The "glass ceiling" is a metaphor for the barriers facing women and various minorities in the workplace when they strive for promotion or other improvements in their career. Research published in the International Journal of Services and Operations Management, compares the phenomenon in the European Union and the U.S.
Saška Gavrilovska and Balasundram Maniam of the Sam Houston State University in Huntsville, Texas, U.S., have found that the glass ceiling has been raised somewhat in recent times with many women and members of minority groups achieving higher mid-level positions at many companies and institutions. However, the barrier is still very much in evidence in terms of limited opportunities to break through the glass ceiling to top-level management positions. The team suggests that personality differences, discrimination, and the challenges of motherhood and childcare often reinforce the glass ceiling.

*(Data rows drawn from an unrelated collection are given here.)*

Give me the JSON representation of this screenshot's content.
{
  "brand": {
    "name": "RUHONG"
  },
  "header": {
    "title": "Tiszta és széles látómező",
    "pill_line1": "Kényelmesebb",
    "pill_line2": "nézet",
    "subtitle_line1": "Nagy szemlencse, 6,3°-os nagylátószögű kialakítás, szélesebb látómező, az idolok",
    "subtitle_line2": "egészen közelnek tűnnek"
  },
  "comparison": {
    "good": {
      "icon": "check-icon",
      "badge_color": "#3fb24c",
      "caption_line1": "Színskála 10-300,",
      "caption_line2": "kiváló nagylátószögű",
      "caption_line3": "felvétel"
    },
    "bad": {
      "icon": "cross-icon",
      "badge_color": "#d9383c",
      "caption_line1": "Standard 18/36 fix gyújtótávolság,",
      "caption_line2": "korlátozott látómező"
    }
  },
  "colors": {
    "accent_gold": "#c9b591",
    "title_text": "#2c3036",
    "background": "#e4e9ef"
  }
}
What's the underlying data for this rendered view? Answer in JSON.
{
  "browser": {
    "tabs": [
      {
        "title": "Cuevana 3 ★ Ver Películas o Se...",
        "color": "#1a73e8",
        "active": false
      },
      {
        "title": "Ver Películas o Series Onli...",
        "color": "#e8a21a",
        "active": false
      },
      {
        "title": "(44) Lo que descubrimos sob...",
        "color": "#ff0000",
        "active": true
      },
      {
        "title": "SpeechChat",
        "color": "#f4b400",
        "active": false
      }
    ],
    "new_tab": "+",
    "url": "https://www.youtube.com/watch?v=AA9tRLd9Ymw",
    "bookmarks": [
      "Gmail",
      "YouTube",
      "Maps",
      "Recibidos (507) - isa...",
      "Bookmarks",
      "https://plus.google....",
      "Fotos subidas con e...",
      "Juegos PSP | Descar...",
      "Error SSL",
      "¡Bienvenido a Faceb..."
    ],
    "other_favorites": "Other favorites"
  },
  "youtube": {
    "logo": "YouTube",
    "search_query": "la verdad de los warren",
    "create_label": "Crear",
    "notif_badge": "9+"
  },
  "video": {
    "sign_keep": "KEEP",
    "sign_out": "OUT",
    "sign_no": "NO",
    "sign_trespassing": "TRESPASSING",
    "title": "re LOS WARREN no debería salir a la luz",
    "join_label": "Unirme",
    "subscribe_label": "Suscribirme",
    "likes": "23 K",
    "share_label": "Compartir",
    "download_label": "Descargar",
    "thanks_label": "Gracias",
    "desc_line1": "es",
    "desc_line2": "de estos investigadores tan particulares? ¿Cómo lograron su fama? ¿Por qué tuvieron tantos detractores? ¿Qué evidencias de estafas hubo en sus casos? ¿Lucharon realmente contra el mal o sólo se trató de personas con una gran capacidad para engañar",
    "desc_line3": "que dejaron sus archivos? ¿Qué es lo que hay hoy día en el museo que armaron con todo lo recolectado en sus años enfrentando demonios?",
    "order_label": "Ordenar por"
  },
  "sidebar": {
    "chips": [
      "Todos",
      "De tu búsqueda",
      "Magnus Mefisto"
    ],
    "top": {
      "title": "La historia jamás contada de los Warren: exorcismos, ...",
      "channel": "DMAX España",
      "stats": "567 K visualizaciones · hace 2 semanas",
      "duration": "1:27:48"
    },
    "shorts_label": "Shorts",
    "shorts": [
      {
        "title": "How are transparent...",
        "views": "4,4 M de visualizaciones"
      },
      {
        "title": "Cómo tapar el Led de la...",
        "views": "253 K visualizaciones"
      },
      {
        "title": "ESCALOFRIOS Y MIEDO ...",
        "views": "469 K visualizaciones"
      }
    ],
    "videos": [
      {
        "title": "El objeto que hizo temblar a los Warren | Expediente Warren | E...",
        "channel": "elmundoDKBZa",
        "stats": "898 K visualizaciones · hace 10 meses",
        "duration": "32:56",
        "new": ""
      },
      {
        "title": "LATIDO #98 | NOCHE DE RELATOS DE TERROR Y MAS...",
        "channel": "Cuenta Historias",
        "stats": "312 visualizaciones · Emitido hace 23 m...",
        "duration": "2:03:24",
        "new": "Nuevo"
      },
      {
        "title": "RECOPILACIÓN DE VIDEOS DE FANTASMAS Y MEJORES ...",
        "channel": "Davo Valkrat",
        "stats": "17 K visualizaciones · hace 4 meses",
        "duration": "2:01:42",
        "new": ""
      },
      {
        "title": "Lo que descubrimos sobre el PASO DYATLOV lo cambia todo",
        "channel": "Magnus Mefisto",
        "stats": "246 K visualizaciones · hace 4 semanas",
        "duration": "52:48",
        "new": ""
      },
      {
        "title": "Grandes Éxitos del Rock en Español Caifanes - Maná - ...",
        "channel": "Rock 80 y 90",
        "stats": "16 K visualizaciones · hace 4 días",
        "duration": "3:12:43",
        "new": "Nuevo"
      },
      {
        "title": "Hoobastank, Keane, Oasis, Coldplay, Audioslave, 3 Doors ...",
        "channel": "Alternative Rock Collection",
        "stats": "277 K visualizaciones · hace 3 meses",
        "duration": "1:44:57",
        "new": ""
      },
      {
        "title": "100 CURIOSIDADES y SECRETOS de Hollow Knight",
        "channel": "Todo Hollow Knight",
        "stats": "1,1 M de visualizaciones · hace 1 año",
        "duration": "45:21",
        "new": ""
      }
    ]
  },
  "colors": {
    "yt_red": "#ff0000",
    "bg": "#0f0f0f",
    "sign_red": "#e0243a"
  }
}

Earlier work and common experience suggest that there remain significant inequities between men and women and between majority and minority groups. Pay and grade disparities remain strong. To reduce workplace discrimination and promote gender and equality in general, there is a need for improved rights and policies, which should be adopted by companies and enacted in law. The EU and U.S. do have in place policies to improve rights, but there are many gaps, oversights, and loopholes that mean the glass ceiling, while slightly higher than in the past, remains a major barrier for women and minority groups.